    3. The DIBP records show that the applicant held the following Working Holiday Maker (WHM) visas along with other visas with working rights during their time in Australia.

    Details of the WHM visa details will be shown in the DASP application for funds to view.

    Is the paper application being updated?

    Yes. The paper application has been updated to allow applicants to provide visa information if they have held a WHM visa. Super funds can check their contribution details against the visa details provided by the WHM.

    Applicants do not need to provide visa information on the paper application if they have applied for Certification of Immigration Status from the DIBP as the certificate will include WHM visa information.

    Will clients using the paper application need to obtain a DIBP certificate, even if the application is for an amount of less than $5,000?

    Under the current law, only withdrawal benefits of $5,000 or more require a DIBP Certificate of Immigration Status. A law change is required to remove the option for applicants to provide visa and immigration evidence to the fund directly for benefits of less than $5,000.

    If the applicant’s withdrawal benefit is less than $5,000, they have the option to either provide evidence of their visa and immigration status or obtain the DIBP certificate.

    If the applicant chooses to obtain the certificate, they do not need to provide visa information. If they don't obtain a certificate, they will need to provide visa information on their paper application.

    Funds may have additional obligations under their trust deed.

    Is it possible to remove the paper application?

    Paper applications have always been made available as an alternative option for applicants who may not have access to online system.

    If overtaxed, a client would most likely go to the fund rather than the ATO, how should funds action these requests?

    If the DASP is paid by a fund no formal ‘review rights’ exist under the income tax law if the recipient is dissatisfied with the tax rate(s) that have been applied to their payment or a decision made by the fund in applying the WHM tax rate.

    However, if a fund has made an error with the withholding amount, the recipient may request a refund of the amount withheld in error under section 18-65 of Subdivision 18 B of Schedule 1 to the TAA, or the Commissioner of Taxation under section 18-70 (depending on the timing of the request).

    If the fund becomes aware of the error or the recipient of the DASP applies to the fund for a refund before the end of the financial year in which the amount of tax is withheld from the DASP by the fund, the request must be actioned by the fund. After this time, the recipient can apply to the ATO for a refund.

    Is providing the additional visa information compulsory?

    If the applicant held a WHM visa, applied via paper and did not obtain a Certification of Immigration Status from the DIBP, they will need to provide visa information in the paper application.

    Visa information is required for applicants who have held a WHM visa so funds can determine the appropriate DASP tax rates to apply to the payment.

    If an applicant has three accounts in a fund, will the fund pay one DASP to the applicant or one from each account, and how will the payments be taxed?
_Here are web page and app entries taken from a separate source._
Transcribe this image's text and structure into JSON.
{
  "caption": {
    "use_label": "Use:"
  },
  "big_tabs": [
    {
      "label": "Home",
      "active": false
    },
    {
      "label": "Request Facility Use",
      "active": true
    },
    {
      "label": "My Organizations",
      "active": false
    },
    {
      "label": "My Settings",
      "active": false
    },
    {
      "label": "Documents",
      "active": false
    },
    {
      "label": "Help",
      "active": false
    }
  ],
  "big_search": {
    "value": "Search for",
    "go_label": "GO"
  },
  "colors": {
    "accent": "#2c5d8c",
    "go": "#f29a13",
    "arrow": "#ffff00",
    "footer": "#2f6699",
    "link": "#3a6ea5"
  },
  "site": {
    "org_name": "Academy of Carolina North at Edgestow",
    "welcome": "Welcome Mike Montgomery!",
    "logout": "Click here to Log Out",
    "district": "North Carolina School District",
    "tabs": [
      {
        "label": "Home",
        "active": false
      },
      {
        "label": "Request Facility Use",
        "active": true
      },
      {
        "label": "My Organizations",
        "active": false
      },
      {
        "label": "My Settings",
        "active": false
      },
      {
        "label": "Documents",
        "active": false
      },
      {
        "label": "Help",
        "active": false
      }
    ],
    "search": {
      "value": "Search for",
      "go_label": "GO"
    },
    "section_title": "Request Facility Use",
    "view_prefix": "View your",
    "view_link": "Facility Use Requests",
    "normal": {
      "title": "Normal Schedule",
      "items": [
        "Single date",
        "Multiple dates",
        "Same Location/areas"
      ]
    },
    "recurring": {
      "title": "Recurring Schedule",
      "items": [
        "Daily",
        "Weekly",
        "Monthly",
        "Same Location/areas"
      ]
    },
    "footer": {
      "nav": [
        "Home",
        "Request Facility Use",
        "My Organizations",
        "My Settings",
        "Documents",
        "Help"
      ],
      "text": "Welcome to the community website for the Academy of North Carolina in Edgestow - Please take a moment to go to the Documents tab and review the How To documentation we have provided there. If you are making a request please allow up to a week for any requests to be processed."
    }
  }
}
    This depends on how the fund usually makes DASP payments. If your fund normally makes one payment then the taxed and untaxed elements of that payment will be taxed at 65%. If your fund pays a DASP from each account then only the payment from the account containing amounts attributable to super contributions made while the applicant was a WHM will be taxed at 65%.

    As ATO shares information from DIBP, can there be some built-in portal for the funds to do the same with DIBP

    ATO confirmed that due to privacy policy principles, funds cannot access information from DIBP.

      Last modified: 08 Dec 2017QC 51935